>

Browns' top plays: Gary Collins' catch

Malcolm Emmons/USA TODAY Sports

This is one of three nominations for the most memorable play in team history. Yesterday we featured Lou Groza’s kick to win the NFL title in the Browns' first season in the league, and tomorrow we’ll go over “The Fumble” (enough said). Please vote for your choice as the Browns’ most memorable play.

Score: Cleveland 27, Baltimore 0

Date: Dec. 27, 1964 Site: Cleveland Municipal Stadium

The Cleveland Browns were double-digit underdogs to the mighty Baltimore Colts when they hosted the 1964 NFL title game in front of 79,544 at old Municipal Stadium (moment of silence, please). But after playing the Colts to a scoreless tie in the first half, the Browns felt they could win the game.

They started the second half with a field goal from old reliable Lou Groza, who never flinched in making a 43-yard kick in swirling winds in the cavernous old stadium, his eighth field goal in the ’64 playoffs. After forcing a punt, Jim Brown ran twice, the second for 46 yards, to put the ball at the Colts 18-yard line.

On the next play, Ryan dropped back, avoided a rush and hit Gary Collins on his patented post pattern for the touchdown that catapulted the Browns to the title. Groza would kick another field goal, and Ryan and Collins would convert on two more touchdowns as the Browns won 27-0.

There were many standouts in the game. Brown ran for 114 yards. Linebacker Larry Benz made the defensive play of the game, blowing up a screen pass in the first half to Lenny Moore when Benz was the only player capable of making the tackle. Ryan had the three touchdown passes, and Collins had 130 yards and a title-game-record three TDs.

But the post pattern epitomized the Browns of that era -- gritty, hard-working, dependent on the team. It took courage to go over the middle, but Collins made his living there. When he retired in 1971, his 70 TD receptions ranked as the sixth-highest total in NFL history. In 1963, he led the NFL in touchdown passes with 13, a team record that wasn’t broken until 2007 when Braylon Edwards (of all people) broke it. And he played in an era when teams played 14 games.

Collins blocked, and in 1965 led the league in punting with a 46.7-yard average. He was not the fastest, but he was among the toughest and the most dependable. Collins rarely dropped a pass, and when Ryan needed a play, he’d call the old post pattern.
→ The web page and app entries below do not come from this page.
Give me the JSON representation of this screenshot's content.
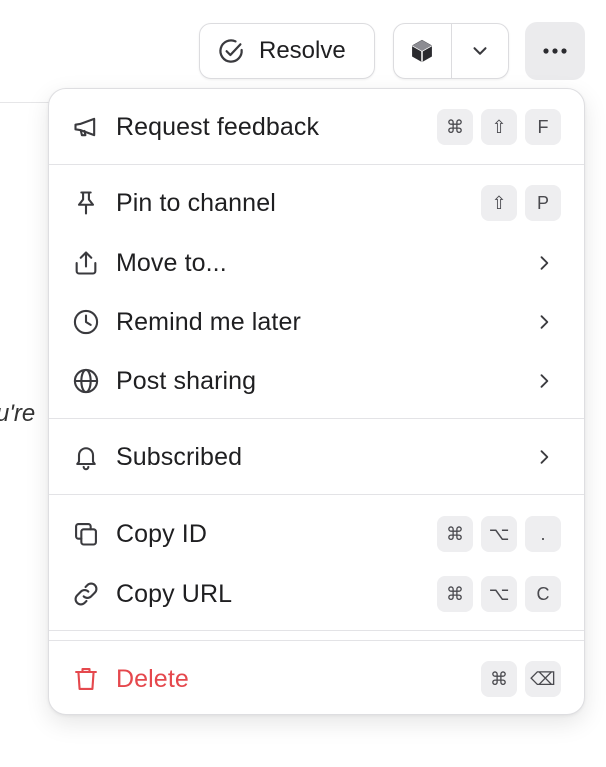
{
  "background": {
    "partial_text": "u're"
  },
  "toolbar": {
    "resolve_label": "Resolve",
    "resolve_icon": "check-circle-icon",
    "cube_icon": "cube-icon",
    "dropdown_icon": "chevron-down-icon",
    "more_icon": "ellipsis-icon"
  },
  "menu": {
    "items": [
      {
        "label": "Request feedback",
        "icon": "megaphone-icon",
        "keys": [
          "⌘",
          "⇧",
          "F"
        ]
      },
      {
        "label": "Pin to channel",
        "icon": "pin-icon",
        "keys": [
          "⇧",
          "P"
        ]
      },
      {
        "label": "Move to...",
        "icon": "share-upload-icon",
        "submenu": true
      },
      {
        "label": "Remind me later",
        "icon": "clock-icon",
        "submenu": true
      },
      {
        "label": "Post sharing",
        "icon": "globe-icon",
        "submenu": true
      },
      {
        "label": "Subscribed",
        "icon": "bell-icon",
        "submenu": true
      },
      {
        "label": "Copy ID",
        "icon": "copy-icon",
        "keys": [
          "⌘",
          "⌥",
          "."
        ]
      },
      {
        "label": "Copy URL",
        "icon": "link-icon",
        "keys": [
          "⌘",
          "⌥",
          "C"
        ]
      },
      {
        "label": "Delete",
        "icon": "trash-icon",
        "keys": [
          "⌘",
          "⌫"
        ],
        "danger": true
      }
    ]
  },
  "colors": {
    "danger": "#e5484d",
    "text": "#1f1f21",
    "key_bg": "#eeeef0",
    "border": "#dedee1"
  }
}
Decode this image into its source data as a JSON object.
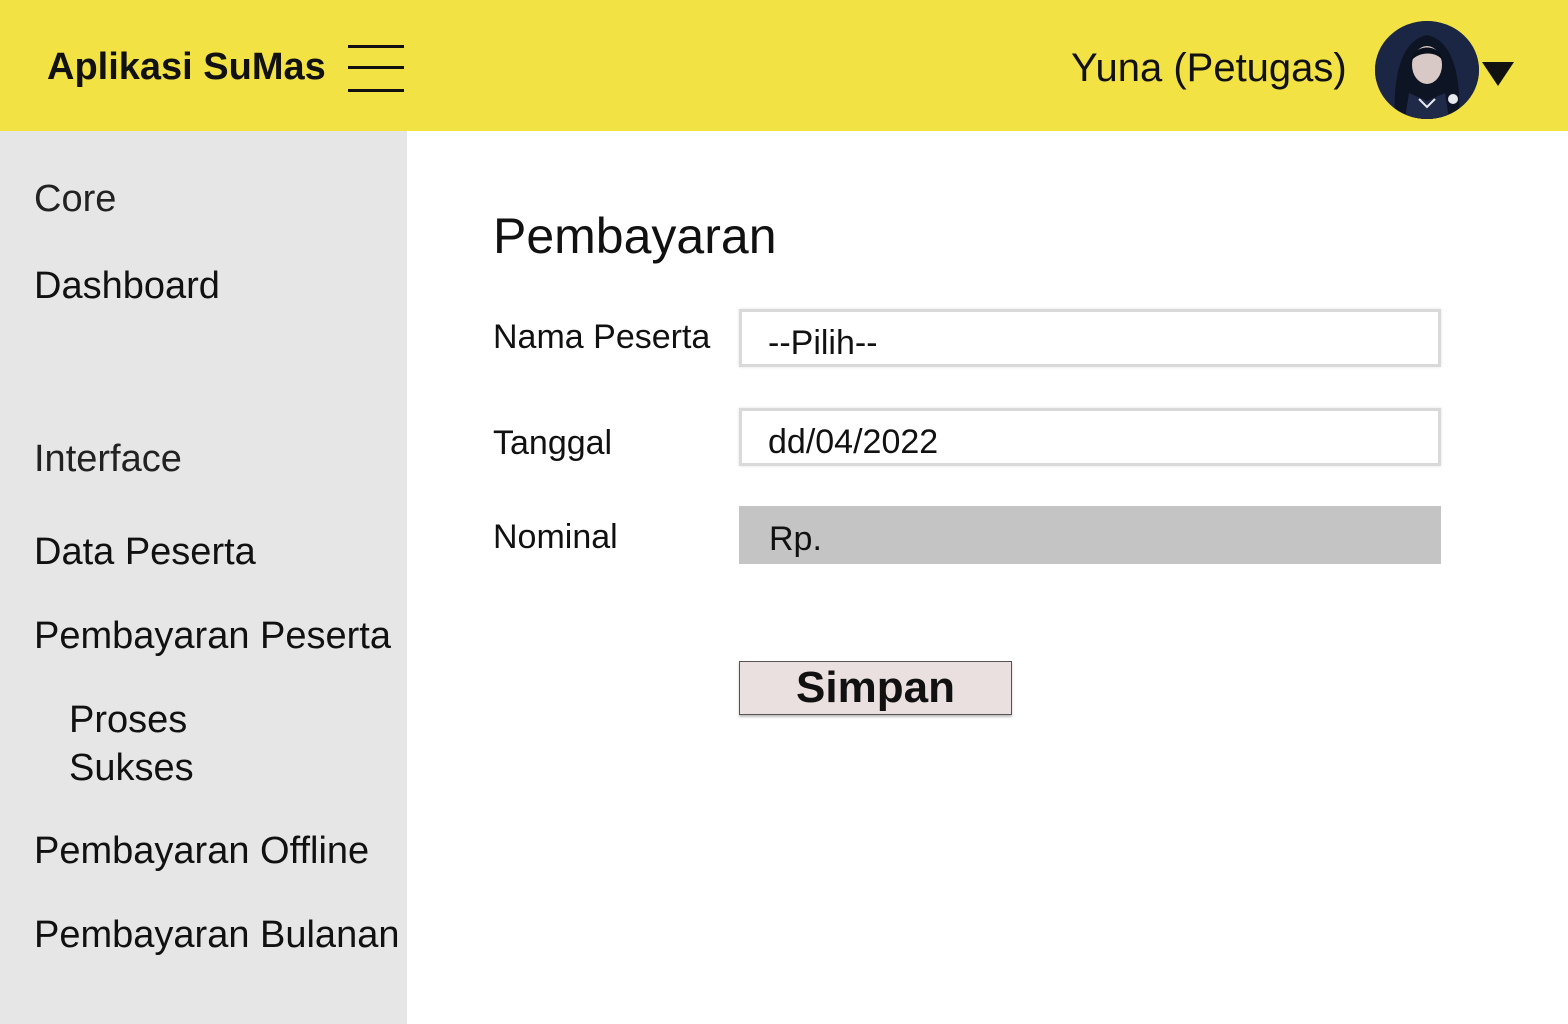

In the last professional championship in Cleveland history of any kind, Collins’ post pattern and catch ignited an inspiring win.